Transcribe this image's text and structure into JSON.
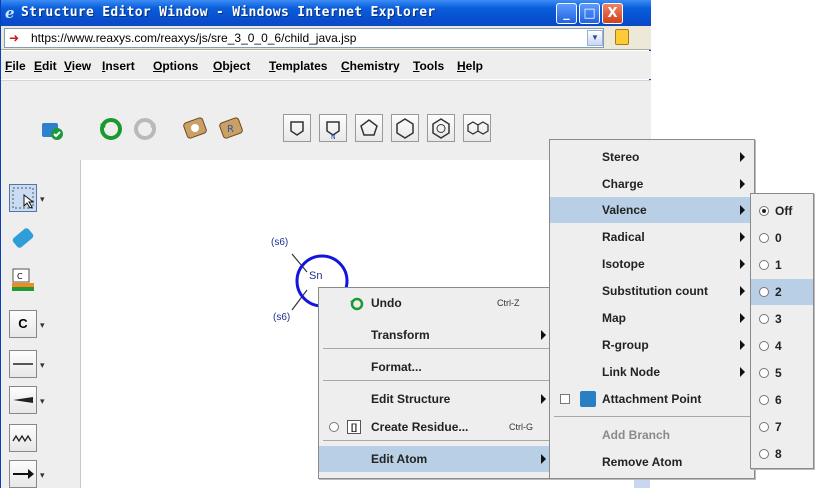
{
  "window": {
    "title": "Structure Editor Window - Windows Internet Explorer",
    "url": "https://www.reaxys.com/reaxys/js/sre_3_0_0_6/child_java.jsp",
    "minimize": "_",
    "maximize": "□",
    "close": "X"
  },
  "menubar": [
    "File",
    "Edit",
    "View",
    "Insert",
    "Options",
    "Object",
    "Templates",
    "Chemistry",
    "Tools",
    "Help"
  ],
  "canvas": {
    "atom_label": "Sn",
    "label_top": "(s6)",
    "label_bottom": "(s6)",
    "left_tool_c": "C"
  },
  "context_menu": {
    "undo": {
      "label": "Undo",
      "shortcut": "Ctrl-Z"
    },
    "transform": "Transform",
    "format": "Format...",
    "edit_structure": "Edit Structure",
    "create_residue": {
      "label": "Create Residue...",
      "shortcut": "Ctrl-G"
    },
    "edit_atom": "Edit Atom"
  },
  "atom_menu": {
    "stereo": "Stereo",
    "charge": "Charge",
    "valence": "Valence",
    "radical": "Radical",
    "isotope": "Isotope",
    "substitution_count": "Substitution count",
    "map": "Map",
    "r_group": "R-group",
    "link_node": "Link Node",
    "attachment_point": "Attachment Point",
    "add_branch": "Add Branch",
    "remove_atom": "Remove Atom"
  },
  "valence_menu": {
    "selected": "Off",
    "highlighted": "2",
    "options": [
      "Off",
      "0",
      "1",
      "2",
      "3",
      "4",
      "5",
      "6",
      "7",
      "8"
    ]
  },
  "colors": {
    "title_bar": "#0a5fdc",
    "menu_highlight": "#b8cfe5",
    "atom_circle": "#1414e0"
  }
}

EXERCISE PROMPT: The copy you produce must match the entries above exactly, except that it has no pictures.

RESULT OF THE TASK:
Transcribe this image's text and structure into JSON.
{
  "window": {
    "title": "Structure Editor Window - Windows Internet Explorer",
    "url": "https://www.reaxys.com/reaxys/js/sre_3_0_0_6/child_java.jsp",
    "minimize": "_",
    "maximize": "□",
    "close": "X"
  },
  "menubar": [
    "File",
    "Edit",
    "View",
    "Insert",
    "Options",
    "Object",
    "Templates",
    "Chemistry",
    "Tools",
    "Help"
  ],
  "canvas": {
    "atom_label": "Sn",
    "label_top": "(s6)",
    "label_bottom": "(s6)",
    "left_tool_c": "C"
  },
  "context_menu": {
    "undo": {
      "label": "Undo",
      "shortcut": "Ctrl-Z"
    },
    "transform": "Transform",
    "format": "Format...",
    "edit_structure": "Edit Structure",
    "create_residue": {
      "label": "Create Residue...",
      "shortcut": "Ctrl-G"
    },
    "edit_atom": "Edit Atom"
  },
  "atom_menu": {
    "stereo": "Stereo",
    "charge": "Charge",
    "valence": "Valence",
    "radical": "Radical",
    "isotope": "Isotope",
    "substitution_count": "Substitution count",
    "map": "Map",
    "r_group": "R-group",
    "link_node": "Link Node",
    "attachment_point": "Attachment Point",
    "add_branch": "Add Branch",
    "remove_atom": "Remove Atom"
  },
  "valence_menu": {
    "selected": "Off",
    "highlighted": "2",
    "options": [
      "Off",
      "0",
      "1",
      "2",
      "3",
      "4",
      "5",
      "6",
      "7",
      "8"
    ]
  },
  "colors": {
    "title_bar": "#0a5fdc",
    "menu_highlight": "#b8cfe5",
    "atom_circle": "#1414e0"
  }
}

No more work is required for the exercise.